This sort of problem is usually derived from the underestimation of student's capabilities and turns simple projects into serious problems. It seems as if programs aren't as up-to-date with students as they're suppose to be. Less research oriented projects and more straight-forward theory should be the base of education. Research projects are interesting, and fun, but aren't properly integrated and the incredible limitations and guidelines takes the fun out of personal research. I believe that if one was to give report projects instead, it would make the whole process a lot more interesting. Instead of giving an extreme amount of limitation, one ought to give the simple request of a report on a subject. A student then would simply have to do the research, or write up the latest conclusions of that subject. This is a better way of doing things, and a lot simpler. It doesn't require a minium or maximum amount of references, since the results are essentially the same. Whether it take someone several references, or very few to explain the up-to-date findings is left to the individual rather then by the teacher.

The problem with current curriculums is the fact that when several different subject are treated by the same standards, it makes it quite complicated for the students who research such subjects. Sometimes a certain amount of references isn't required, and somethings the high amount set up is actually more of a hassle to get and becomes the focus of the student's work as opposed to the research paper.
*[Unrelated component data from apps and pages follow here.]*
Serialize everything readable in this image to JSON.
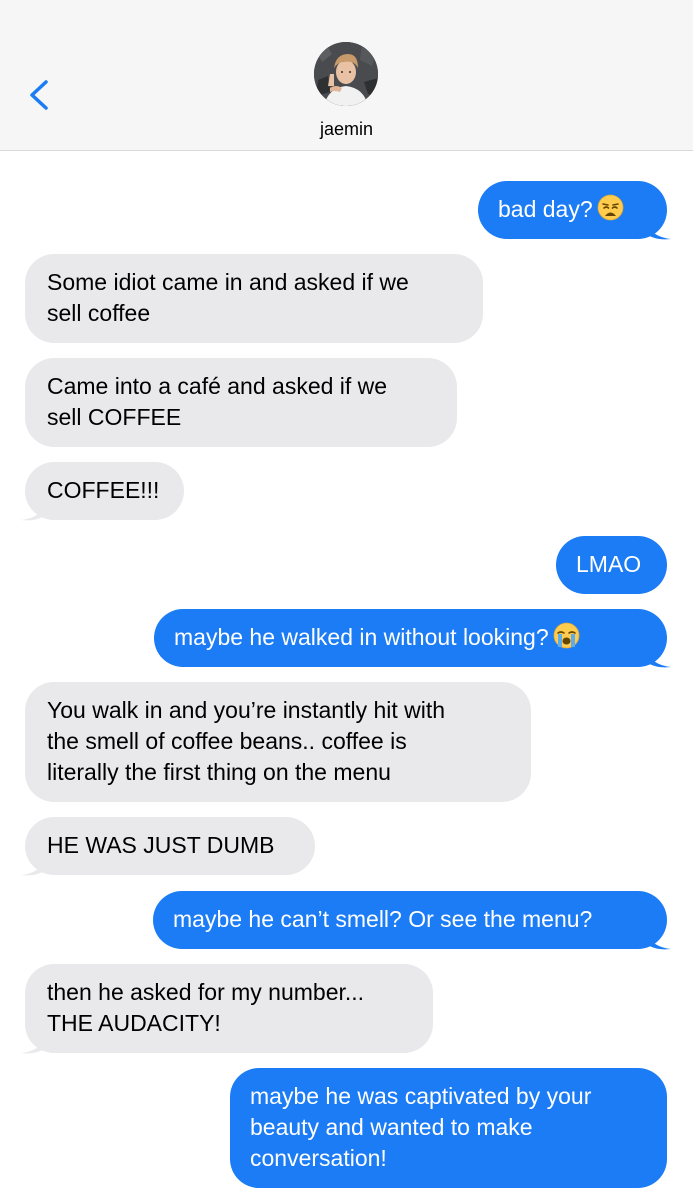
{
  "header": {
    "contact_name": "jaemin",
    "back_icon": "chevron-left-icon",
    "accent_color": "#1b7cf5"
  },
  "colors": {
    "sent_bubble": "#1b7cf5",
    "received_bubble": "#e9e9eb",
    "header_bg": "#f6f6f6"
  },
  "messages": [
    {
      "direction": "sent",
      "text": "bad day?",
      "emoji": "weary-face-icon"
    },
    {
      "direction": "received",
      "lines": [
        "Some idiot came in and asked if we",
        "sell coffee"
      ]
    },
    {
      "direction": "received",
      "lines": [
        "Came into a café and asked if we",
        "sell COFFEE"
      ]
    },
    {
      "direction": "received",
      "text": "COFFEE!!!"
    },
    {
      "direction": "sent",
      "text": "LMAO"
    },
    {
      "direction": "sent",
      "text": "maybe he walked in without looking?",
      "emoji": "loudly-crying-face-icon"
    },
    {
      "direction": "received",
      "lines": [
        "You walk in and you’re instantly hit with",
        "the smell of coffee beans.. coffee is",
        "literally the first thing on the menu"
      ]
    },
    {
      "direction": "received",
      "text": "HE WAS JUST DUMB"
    },
    {
      "direction": "sent",
      "text": "maybe he can’t smell? Or see the menu?"
    },
    {
      "direction": "received",
      "lines": [
        "then he asked for my number...",
        "THE AUDACITY!"
      ]
    },
    {
      "direction": "sent",
      "lines": [
        "maybe he was captivated by your",
        "beauty and wanted to make",
        "conversation!"
      ]
    }
  ]
}
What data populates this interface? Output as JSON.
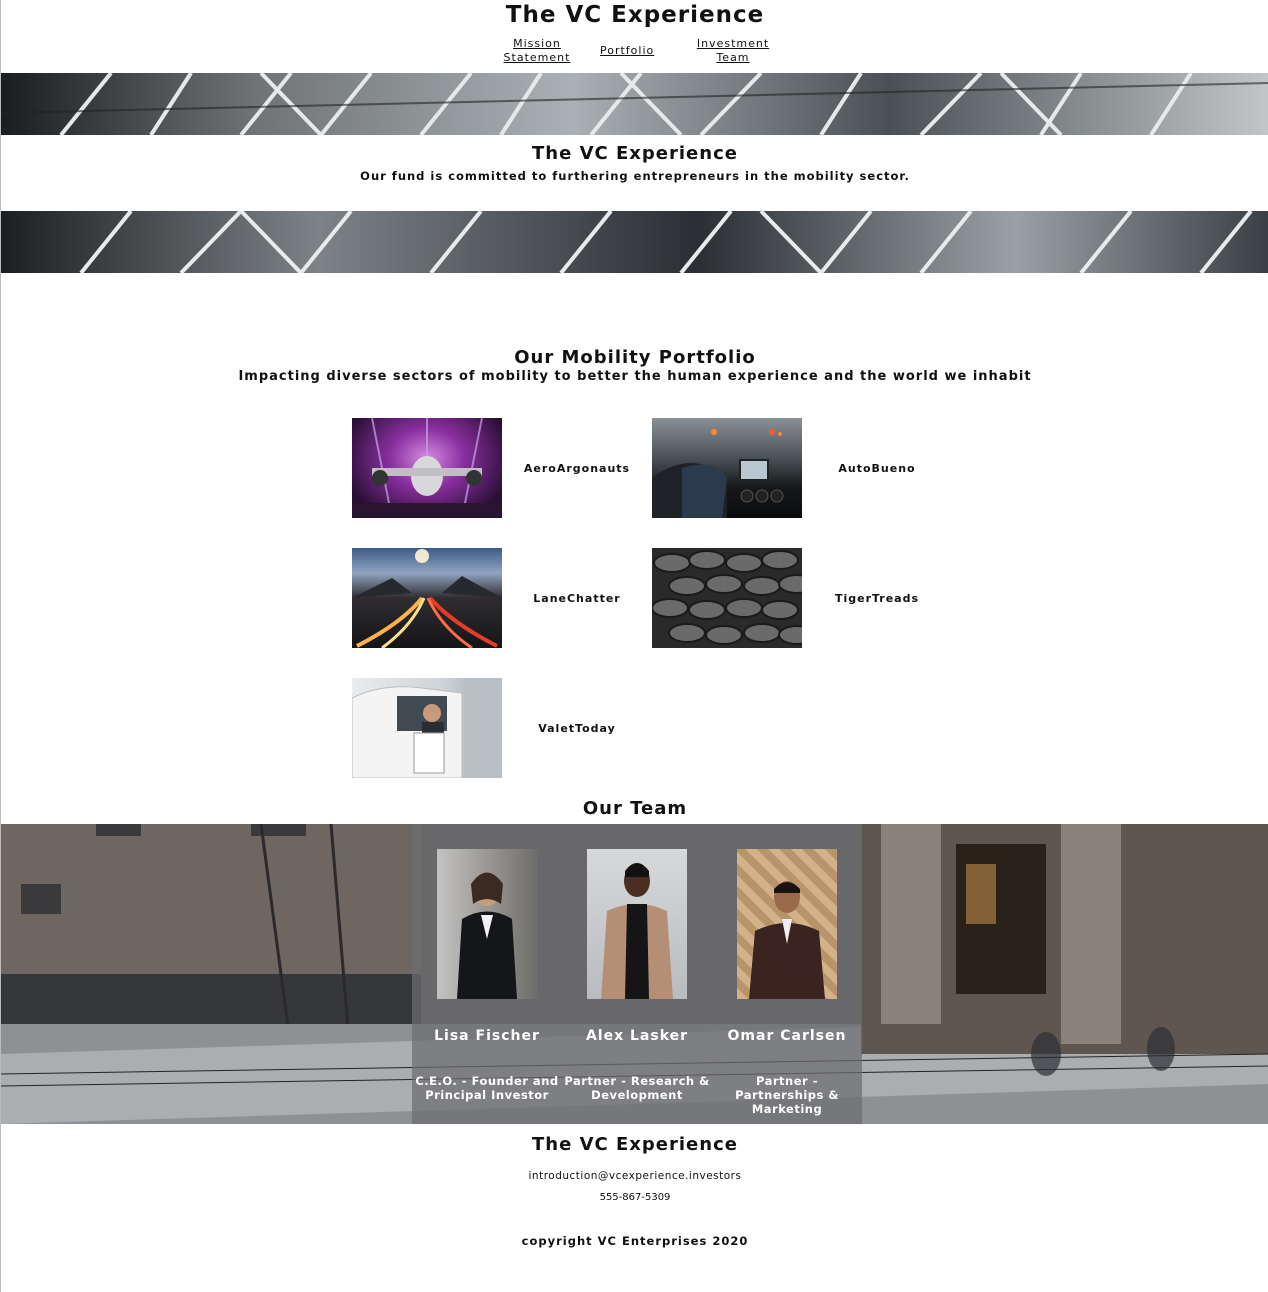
{
  "header": {
    "title": "The VC Experience",
    "nav": [
      "Mission Statement",
      "Portfolio",
      "Investment Team"
    ]
  },
  "hero": {
    "title": "The VC Experience",
    "subtitle": "Our fund is committed to furthering entrepreneurs in the mobility sector."
  },
  "portfolio": {
    "title": "Our Mobility Portfolio",
    "subtitle": "Impacting diverse sectors of mobility to better the human experience and the world we inhabit",
    "items": [
      "AeroArgonauts",
      "AutoBueno",
      "LaneChatter",
      "TigerTreads",
      "ValetToday"
    ]
  },
  "team": {
    "title": "Our Team",
    "members": [
      {
        "name": "Lisa Fischer",
        "role": "C.E.O. - Founder and Principal Investor"
      },
      {
        "name": "Alex Lasker",
        "role": "Partner - Research & Development"
      },
      {
        "name": "Omar Carlsen",
        "role": "Partner - Partnerships & Marketing"
      }
    ]
  },
  "footer": {
    "title": "The VC Experience",
    "email": "introduction@vcexperience.investors",
    "phone": "555-867-5309",
    "copyright": "copyright VC Enterprises 2020"
  }
}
This reminds me of what I wrote concerning research methods courses in CEGEP. They called it original research when they would only allow you to base your research on existing research. What they really meant to say was "replicate results already obtained". Which takes the whole word 'original' out of the equation.


Fighting the System!

Teenagers go through this phase, the phase that helps define who he/she is by fighting an authority or challenging a superior. Some teengers choose who they fight, while others swing at everything that sets boundries. The idea is common and widespread, everyone should fight the system, not abide by it or fall into the cracks of the Totalitarian regime 'we live in'. But are we truly abiding to the system? Are most people simply following directives, cashing in paychecks and paying their taxes?

I strongly believe that most people don't actually follow rules, sets and guidelines. Now, whether or not this is a conscious decision or plain supidity is up for debate. The reason why I believe most people are not following rules is through common observation. I constantly observe people breaking proper road conducts and showing how defiant they truly are. The amount of times I was almost rendered a pancake by some idiot deciding that he was good enough to turn left from a priority-right-turn is astonishing.

Also, whenever the winter season comes around, it's the excuse many people were waiting for to suddenly park where and how they feel like. Rows are misaligned with clear evidence as the starting culprite. Triple parking becomes an art form.

It's also interesting to notice how, like a disease, breaking rules for ones benefits is. It seems to me like the phrase "That guy's doing it to!" has been heard and spoken way too many times then it ought to. People are more interested in using a rule breaker as an excuse to break the rules then to fight against him to set things right.

The same goes for some 'consumer beware' programs who often don't go in depth in analysing problems and informing their audiences as they should. Instead, the 'quality programming' offered is simply report after report of how businesses have screwed people over and how (with little information) a consumer can avoid such a hasle. The solutions often times are simply logistics such as 'avoid certain companies'. But like I've been informed, certain customers actually spend days in grocery stores looking for badly price articles to then exploit the flaw and get as many things cheaper if not free! Surely these shows might also attract an unpleasant amount of business to certain wholesalers.

The truth is people are fighting the system because people feel different. "Rules don't apply to me, I'm smarter then the average Joe"